  • When we are standing on a railway station and a train comes we tend to fall towards the train. This can be explained using Bernoulli’s principle as the train goes past, the velocity of air between the train and us increases. Hence, from the equation, we can say that the pressure decreases so the pressure from behind pushes us towards the train. This is based on the Bernoulli’s effect.

Relation between Conservation of Energy and Bernoulli’s Equation

Conservation of energy is applied to the fluid flow to produce Bernoulli’s equation. The net work done is the result of change in fluid’s kinetic energy and gravitational potential energy. Bernoulli’s equation can be modified depending on the form of energy that is involved. Other forms of energy include dissipation of thermal energy due to fluid viscosity.

Bernoulli’s Equation at Constant Depth

When the fluid moves at a constant depth that is when h1 = h2, then Bernoulli’s equation is given as:

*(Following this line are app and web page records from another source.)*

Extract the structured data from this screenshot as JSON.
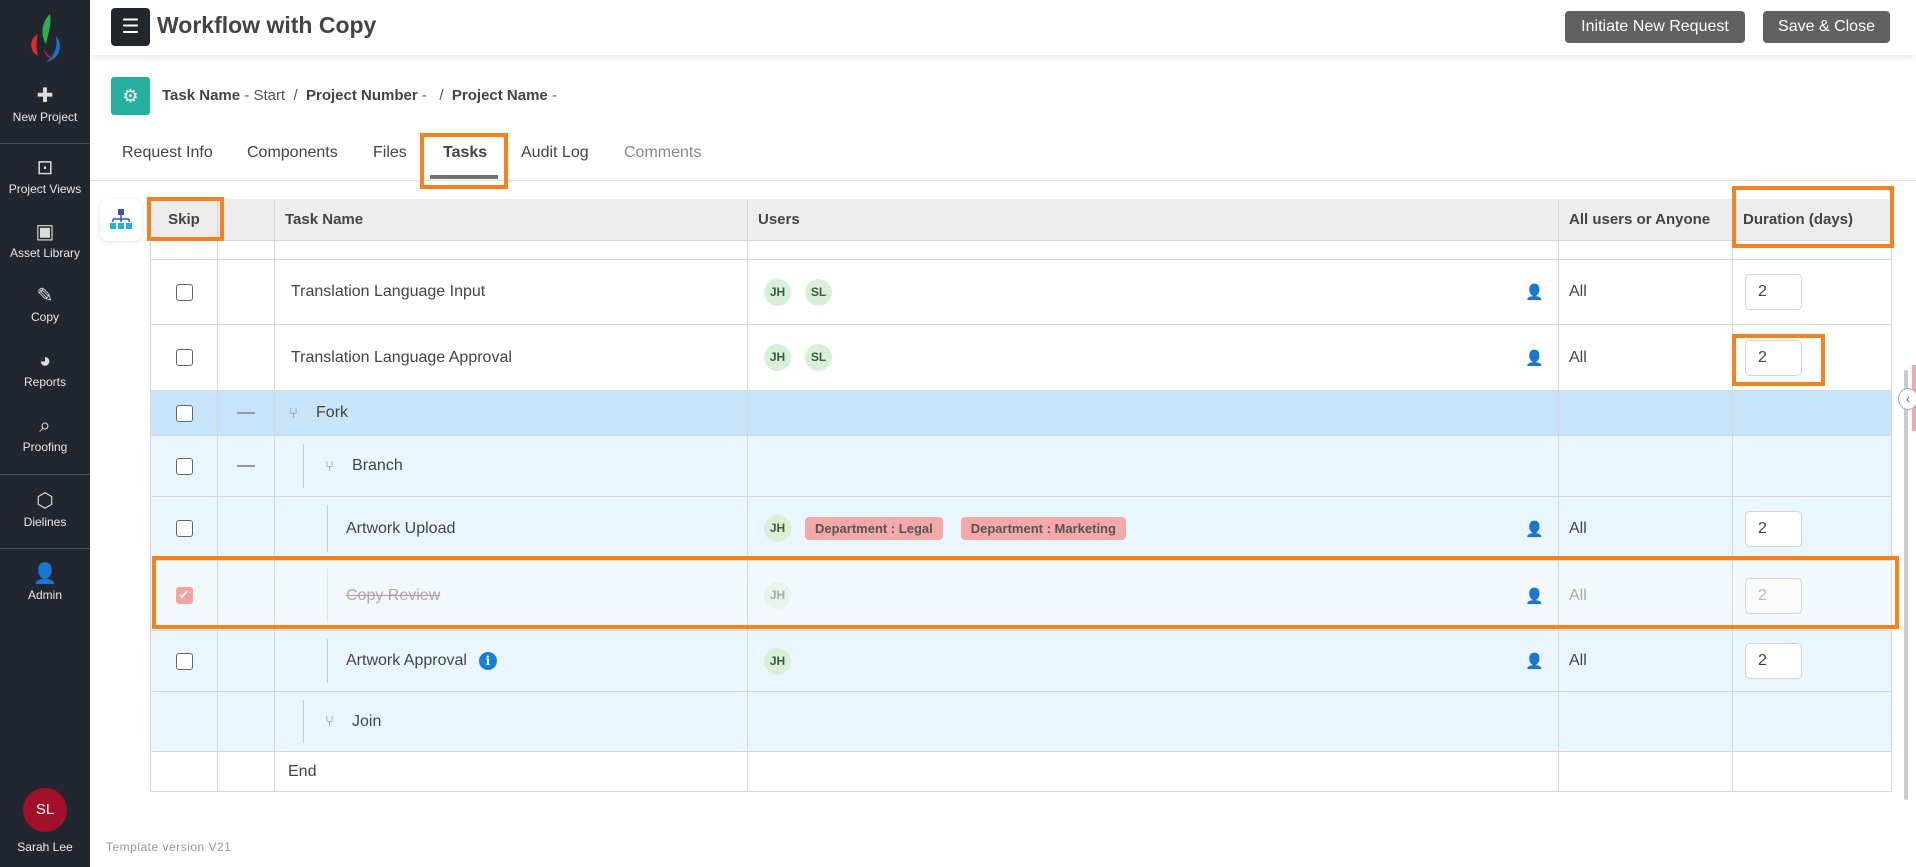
{
  "sidebar": {
    "items": [
      {
        "label": "New Project",
        "icon": "plus-icon"
      },
      {
        "label": "Project Views",
        "icon": "archive-icon"
      },
      {
        "label": "Asset Library",
        "icon": "image-icon"
      },
      {
        "label": "Copy",
        "icon": "edit-document-icon"
      },
      {
        "label": "Reports",
        "icon": "pie-chart-icon"
      },
      {
        "label": "Proofing",
        "icon": "proof-search-icon"
      },
      {
        "label": "Dielines",
        "icon": "cube-icon"
      },
      {
        "label": "Admin",
        "icon": "user-shield-icon"
      }
    ],
    "user": {
      "initials": "SL",
      "name": "Sarah Lee"
    }
  },
  "header": {
    "title": "Workflow with Copy",
    "initiate_label": "Initiate New Request",
    "save_close_label": "Save & Close"
  },
  "breadcrumb": {
    "task_label": "Task Name",
    "task_value": "- Start",
    "sep": "/",
    "project_number_label": "Project Number",
    "project_number_value": "-",
    "project_name_label": "Project Name",
    "project_name_value": "-"
  },
  "tabs": [
    "Request Info",
    "Components",
    "Files",
    "Tasks",
    "Audit Log",
    "Comments"
  ],
  "active_tab": "Tasks",
  "table": {
    "headers": {
      "skip": "Skip",
      "task": "Task Name",
      "users": "Users",
      "mode": "All users or Anyone",
      "duration": "Duration (days)"
    },
    "rows": [
      {
        "name": "Translation Language Input",
        "users": [
          "JH",
          "SL"
        ],
        "mode": "All",
        "duration": "2",
        "skipped": false
      },
      {
        "name": "Translation Language Approval",
        "users": [
          "JH",
          "SL"
        ],
        "mode": "All",
        "duration": "2",
        "skipped": false
      },
      {
        "name": "Fork"
      },
      {
        "name": "Branch"
      },
      {
        "name": "Artwork Upload",
        "users": [
          "JH"
        ],
        "tags": [
          "Department : Legal",
          "Department : Marketing"
        ],
        "mode": "All",
        "duration": "2",
        "skipped": false
      },
      {
        "name": "Copy Review",
        "users": [
          "JH"
        ],
        "mode": "All",
        "duration": "2",
        "skipped": true
      },
      {
        "name": "Artwork Approval",
        "users": [
          "JH"
        ],
        "mode": "All",
        "duration": "2",
        "skipped": false,
        "info": "i"
      },
      {
        "name": "Join"
      },
      {
        "name": "End"
      }
    ]
  },
  "footer": {
    "version": "Template version V21"
  },
  "colors": {
    "highlight": "#f6821f",
    "sidebar": "#22262e",
    "fork_row": "#c8e4fb",
    "branch_rows": "#eaf6fd"
  }
}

\(P_{1}+\frac{1}{2}\rho v_{1}^{2}=P_{2}+\frac{1}{2}\rho v_{2}^{2}\)

Bernoulli’s Equation for Static Fluids

When the fluid is static, then v1 = v2 = 0, then Bernoulli’s equation is given as:

When v1 = v2 = 0 P1 + ρgh1 = P2 + ρgh2
When h2 = 0 P2 = P1 + ρgh1

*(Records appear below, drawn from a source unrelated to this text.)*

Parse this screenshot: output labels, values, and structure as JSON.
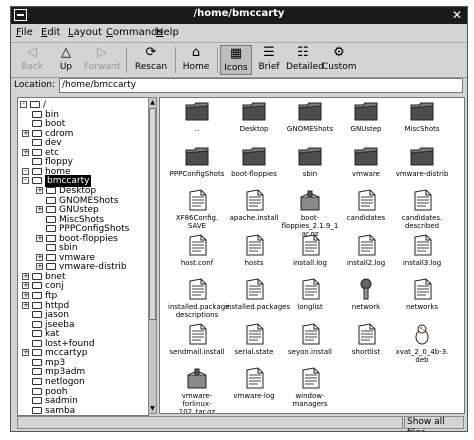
{
  "window": {
    "title": "/home/bmccarty"
  },
  "menu": [
    "File",
    "Edit",
    "Layout",
    "Commands",
    "Help"
  ],
  "toolbar": [
    {
      "label": "Back",
      "icon": "back-arrow-icon",
      "enabled": false
    },
    {
      "label": "Up",
      "icon": "up-arrow-icon",
      "enabled": true
    },
    {
      "label": "Forward",
      "icon": "forward-arrow-icon",
      "enabled": false
    },
    {
      "label": "Rescan",
      "icon": "rescan-icon",
      "enabled": true
    },
    {
      "label": "Home",
      "icon": "home-icon",
      "enabled": true
    },
    {
      "label": "Icons",
      "icon": "icons-view-icon",
      "enabled": true,
      "active": true
    },
    {
      "label": "Brief",
      "icon": "brief-view-icon",
      "enabled": true
    },
    {
      "label": "Detailed",
      "icon": "detailed-view-icon",
      "enabled": true
    },
    {
      "label": "Custom",
      "icon": "custom-view-icon",
      "enabled": true
    }
  ],
  "location": {
    "label": "Location:",
    "value": "/home/bmccarty"
  },
  "tree": [
    {
      "label": "/",
      "depth": 0,
      "exp": "-"
    },
    {
      "label": "bin",
      "depth": 1,
      "exp": ""
    },
    {
      "label": "boot",
      "depth": 1,
      "exp": ""
    },
    {
      "label": "cdrom",
      "depth": 1,
      "exp": "+"
    },
    {
      "label": "dev",
      "depth": 1,
      "exp": ""
    },
    {
      "label": "etc",
      "depth": 1,
      "exp": "+"
    },
    {
      "label": "floppy",
      "depth": 1,
      "exp": ""
    },
    {
      "label": "home",
      "depth": 1,
      "exp": "-"
    },
    {
      "label": "bmccarty",
      "depth": 2,
      "exp": "-",
      "selected": true
    },
    {
      "label": "Desktop",
      "depth": 3,
      "exp": "+"
    },
    {
      "label": "GNOMEShots",
      "depth": 3,
      "exp": ""
    },
    {
      "label": "GNUstep",
      "depth": 3,
      "exp": "+"
    },
    {
      "label": "MiscShots",
      "depth": 3,
      "exp": ""
    },
    {
      "label": "PPPConfigShots",
      "depth": 3,
      "exp": ""
    },
    {
      "label": "boot-floppies",
      "depth": 3,
      "exp": "+"
    },
    {
      "label": "sbin",
      "depth": 3,
      "exp": ""
    },
    {
      "label": "vmware",
      "depth": 3,
      "exp": "+"
    },
    {
      "label": "vmware-distrib",
      "depth": 3,
      "exp": "+"
    },
    {
      "label": "bnet",
      "depth": 2,
      "exp": "+"
    },
    {
      "label": "conj",
      "depth": 2,
      "exp": "+"
    },
    {
      "label": "ftp",
      "depth": 2,
      "exp": "+"
    },
    {
      "label": "httpd",
      "depth": 2,
      "exp": "+"
    },
    {
      "label": "jason",
      "depth": 2,
      "exp": ""
    },
    {
      "label": "jseeba",
      "depth": 2,
      "exp": ""
    },
    {
      "label": "kat",
      "depth": 2,
      "exp": ""
    },
    {
      "label": "lost+found",
      "depth": 2,
      "exp": ""
    },
    {
      "label": "mccartyp",
      "depth": 2,
      "exp": "+"
    },
    {
      "label": "mp3",
      "depth": 2,
      "exp": ""
    },
    {
      "label": "mp3adm",
      "depth": 2,
      "exp": ""
    },
    {
      "label": "netlogon",
      "depth": 2,
      "exp": ""
    },
    {
      "label": "pooh",
      "depth": 2,
      "exp": ""
    },
    {
      "label": "sadmin",
      "depth": 2,
      "exp": ""
    },
    {
      "label": "samba",
      "depth": 2,
      "exp": ""
    }
  ],
  "files": [
    {
      "name": "..",
      "type": "folder"
    },
    {
      "name": "Desktop",
      "type": "folder"
    },
    {
      "name": "GNOMEShots",
      "type": "folder"
    },
    {
      "name": "GNUstep",
      "type": "folder"
    },
    {
      "name": "MiscShots",
      "type": "folder"
    },
    {
      "name": "PPPConfigShots",
      "type": "folder"
    },
    {
      "name": "boot-floppies",
      "type": "folder"
    },
    {
      "name": "sbin",
      "type": "folder"
    },
    {
      "name": "vmware",
      "type": "folder"
    },
    {
      "name": "vmware-distrib",
      "type": "folder"
    },
    {
      "name": "XF86Config.\nSAVE",
      "type": "doc"
    },
    {
      "name": "apache.install",
      "type": "doc"
    },
    {
      "name": "boot-\nfloppies_2.1.9_1\nar.gz",
      "type": "archive"
    },
    {
      "name": "candidates",
      "type": "doc"
    },
    {
      "name": "candidates.\ndescribed",
      "type": "doc"
    },
    {
      "name": "host.conf",
      "type": "doc"
    },
    {
      "name": "hosts",
      "type": "doc"
    },
    {
      "name": "install.log",
      "type": "doc"
    },
    {
      "name": "install2.log",
      "type": "doc"
    },
    {
      "name": "install3.log",
      "type": "doc"
    },
    {
      "name": "installed.package\ndescriptions",
      "type": "doc"
    },
    {
      "name": "installed.packages",
      "type": "doc"
    },
    {
      "name": "longlist",
      "type": "doc"
    },
    {
      "name": "network",
      "type": "config"
    },
    {
      "name": "networks",
      "type": "doc"
    },
    {
      "name": "sendmail.install",
      "type": "doc"
    },
    {
      "name": "serial.state",
      "type": "doc"
    },
    {
      "name": "seyon.install",
      "type": "doc"
    },
    {
      "name": "shortlist",
      "type": "doc"
    },
    {
      "name": "xvat_2_0_4b-3.\ndeb",
      "type": "deb"
    },
    {
      "name": "vmware-forlinux-\n102_tar.gz",
      "type": "archive"
    },
    {
      "name": "vmware-log",
      "type": "doc"
    },
    {
      "name": "window-\nmanagers",
      "type": "doc"
    }
  ],
  "status": {
    "left": "",
    "right": "Show all files"
  }
}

Bernoulli’s Principle Example

Q1. Calculate the pressure in the hose whose absolute pressure is 1.01 x 105 N.m-2 if the speed of the water in hose increases from 1.96 m.s-1 to 25.5 m.s-1. Assume that the flow is frictionless and density 103 kg.m-3

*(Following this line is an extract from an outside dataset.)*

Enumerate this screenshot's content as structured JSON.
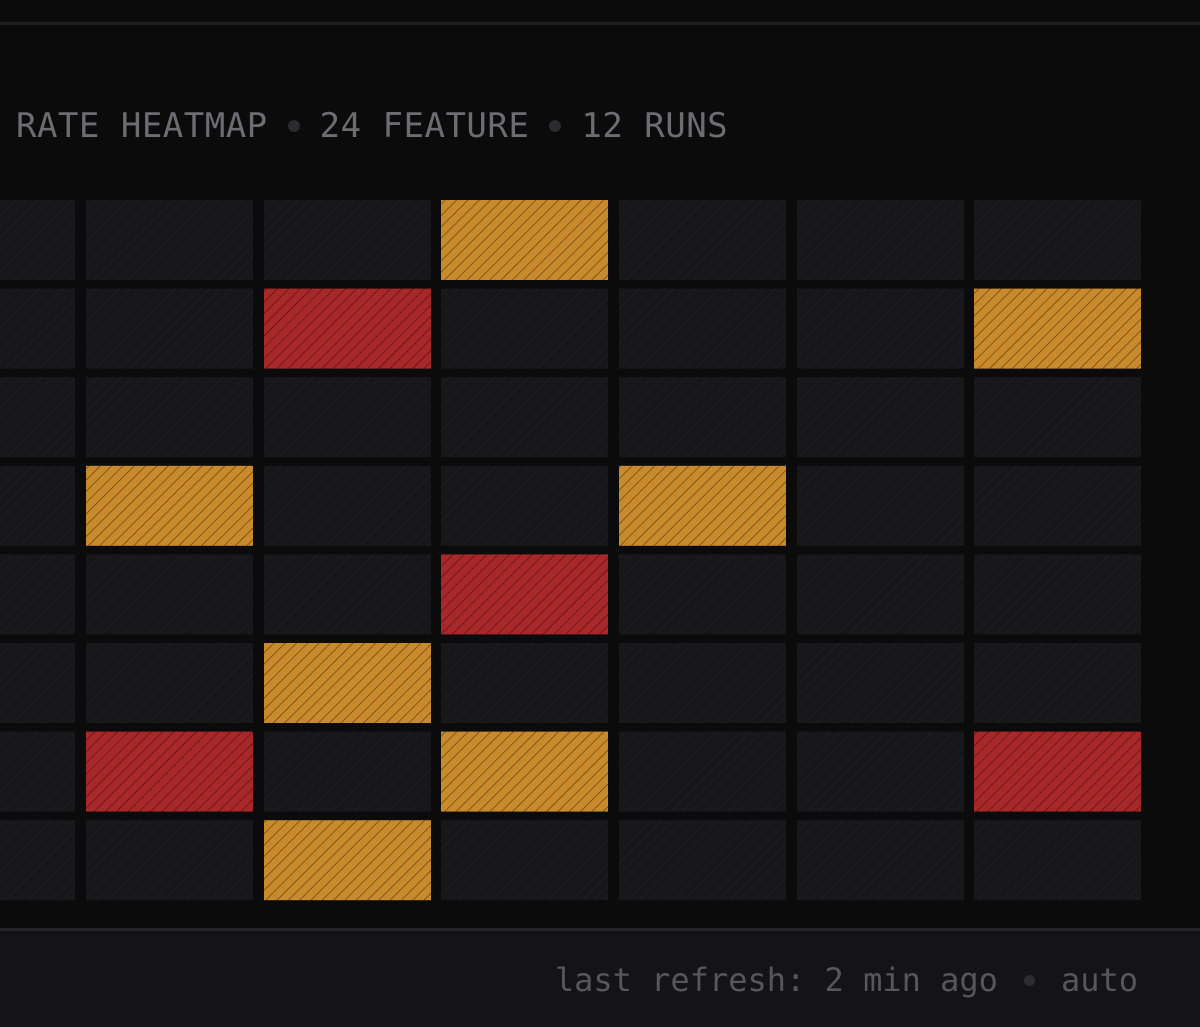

Ans: Given,

Pressure at point 2, p2 = 1.01 × 105 N.m-2 

Density of the fluid, ρ = 103 kg.m-3

Velocity of the fluid at point 1, v1 = 1.96 m.s-1

Velocity of the fluid at point 2, v2 = 25.5 m.s-1

From Bernoulli’s principle for p1,

\(p_{1}=p_{2}\frac{1}{2}\rho v_{2}^{2}-\frac{1}{2}\rho v_{1}^{2}=p_{2}+\frac{1}{2}\rho (v_{2}^{2}-v_{1}^{2})\)
Substituting the values in above equation, we get

\(p_{1}= (1.01\times 10^{5})+\frac{1}{2}(10^{3})[(25.5)^{2}-(1.96)^{2}]\)
p1 = 4.24 × 105 N.m-2

FAQs

Q1. What is Bernoulli famous for?
Daniel Bernoulli explained how does the speed of a fluid affect the pressure of the fluid which is known as Bernoulli’s effect and also explained the kinetic theory of gases. These two were his greatest contribution to Science and these two concepts made him famous.

According to Bernoulli’s effect, he tried to explain that when a fluid flows through a region where the speed increases, the pressure will decrease. Bernoulli’s effects find many real-life applications such as airplanes wings are used for providing lift to the plane.

Leave a Comment

Your email address will not be published. Required fields are marked *